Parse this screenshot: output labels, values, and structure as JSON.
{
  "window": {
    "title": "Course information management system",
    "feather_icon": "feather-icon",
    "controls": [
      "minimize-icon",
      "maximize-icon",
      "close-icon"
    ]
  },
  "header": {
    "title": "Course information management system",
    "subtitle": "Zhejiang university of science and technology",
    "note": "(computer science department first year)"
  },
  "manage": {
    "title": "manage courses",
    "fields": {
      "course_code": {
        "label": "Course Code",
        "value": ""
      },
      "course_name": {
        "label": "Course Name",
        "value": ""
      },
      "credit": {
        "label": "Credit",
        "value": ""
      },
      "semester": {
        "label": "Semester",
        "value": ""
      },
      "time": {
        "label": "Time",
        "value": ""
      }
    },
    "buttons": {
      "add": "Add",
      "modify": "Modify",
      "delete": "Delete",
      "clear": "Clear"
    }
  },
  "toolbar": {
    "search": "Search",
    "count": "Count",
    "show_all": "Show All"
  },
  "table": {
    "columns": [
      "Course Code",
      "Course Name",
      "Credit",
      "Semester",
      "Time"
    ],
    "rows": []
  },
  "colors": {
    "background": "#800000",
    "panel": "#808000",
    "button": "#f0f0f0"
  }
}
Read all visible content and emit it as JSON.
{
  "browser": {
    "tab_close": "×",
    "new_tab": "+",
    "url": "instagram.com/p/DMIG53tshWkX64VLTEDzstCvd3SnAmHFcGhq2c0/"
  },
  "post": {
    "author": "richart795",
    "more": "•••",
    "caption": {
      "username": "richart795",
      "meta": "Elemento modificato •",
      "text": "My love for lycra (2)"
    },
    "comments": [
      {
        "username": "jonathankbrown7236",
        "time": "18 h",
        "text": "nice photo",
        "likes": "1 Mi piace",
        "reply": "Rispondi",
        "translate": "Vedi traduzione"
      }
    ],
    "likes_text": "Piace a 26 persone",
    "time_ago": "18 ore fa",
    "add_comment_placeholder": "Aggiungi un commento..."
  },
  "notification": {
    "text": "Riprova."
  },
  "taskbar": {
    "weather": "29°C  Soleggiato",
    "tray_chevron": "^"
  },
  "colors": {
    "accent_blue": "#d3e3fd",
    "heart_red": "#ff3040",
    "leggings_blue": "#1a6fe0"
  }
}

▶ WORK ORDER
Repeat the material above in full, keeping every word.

▶ WRITTEN RESPONSE
Parse this screenshot: output labels, values, and structure as JSON.
{
  "window": {
    "title": "Course information management system",
    "feather_icon": "feather-icon",
    "controls": [
      "minimize-icon",
      "maximize-icon",
      "close-icon"
    ]
  },
  "header": {
    "title": "Course information management system",
    "subtitle": "Zhejiang university of science and technology",
    "note": "(computer science department first year)"
  },
  "manage": {
    "title": "manage courses",
    "fields": {
      "course_code": {
        "label": "Course Code",
        "value": ""
      },
      "course_name": {
        "label": "Course Name",
        "value": ""
      },
      "credit": {
        "label": "Credit",
        "value": ""
      },
      "semester": {
        "label": "Semester",
        "value": ""
      },
      "time": {
        "label": "Time",
        "value": ""
      }
    },
    "buttons": {
      "add": "Add",
      "modify": "Modify",
      "delete": "Delete",
      "clear": "Clear"
    }
  },
  "toolbar": {
    "search": "Search",
    "count": "Count",
    "show_all": "Show All"
  },
  "table": {
    "columns": [
      "Course Code",
      "Course Name",
      "Credit",
      "Semester",
      "Time"
    ],
    "rows": []
  },
  "colors": {
    "background": "#800000",
    "panel": "#808000",
    "button": "#f0f0f0"
  }
}
Read all visible content and emit it as JSON.
{
  "browser": {
    "tab_close": "×",
    "new_tab": "+",
    "url": "instagram.com/p/DMIG53tshWkX64VLTEDzstCvd3SnAmHFcGhq2c0/"
  },
  "post": {
    "author": "richart795",
    "more": "•••",
    "caption": {
      "username": "richart795",
      "meta": "Elemento modificato •",
      "text": "My love for lycra (2)"
    },
    "comments": [
      {
        "username": "jonathankbrown7236",
        "time": "18 h",
        "text": "nice photo",
        "likes": "1 Mi piace",
        "reply": "Rispondi",
        "translate": "Vedi traduzione"
      }
    ],
    "likes_text": "Piace a 26 persone",
    "time_ago": "18 ore fa",
    "add_comment_placeholder": "Aggiungi un commento..."
  },
  "notification": {
    "text": "Riprova."
  },
  "taskbar": {
    "weather": "29°C  Soleggiato",
    "tray_chevron": "^"
  },
  "colors": {
    "accent_blue": "#d3e3fd",
    "heart_red": "#ff3040",
    "leggings_blue": "#1a6fe0"
  }
}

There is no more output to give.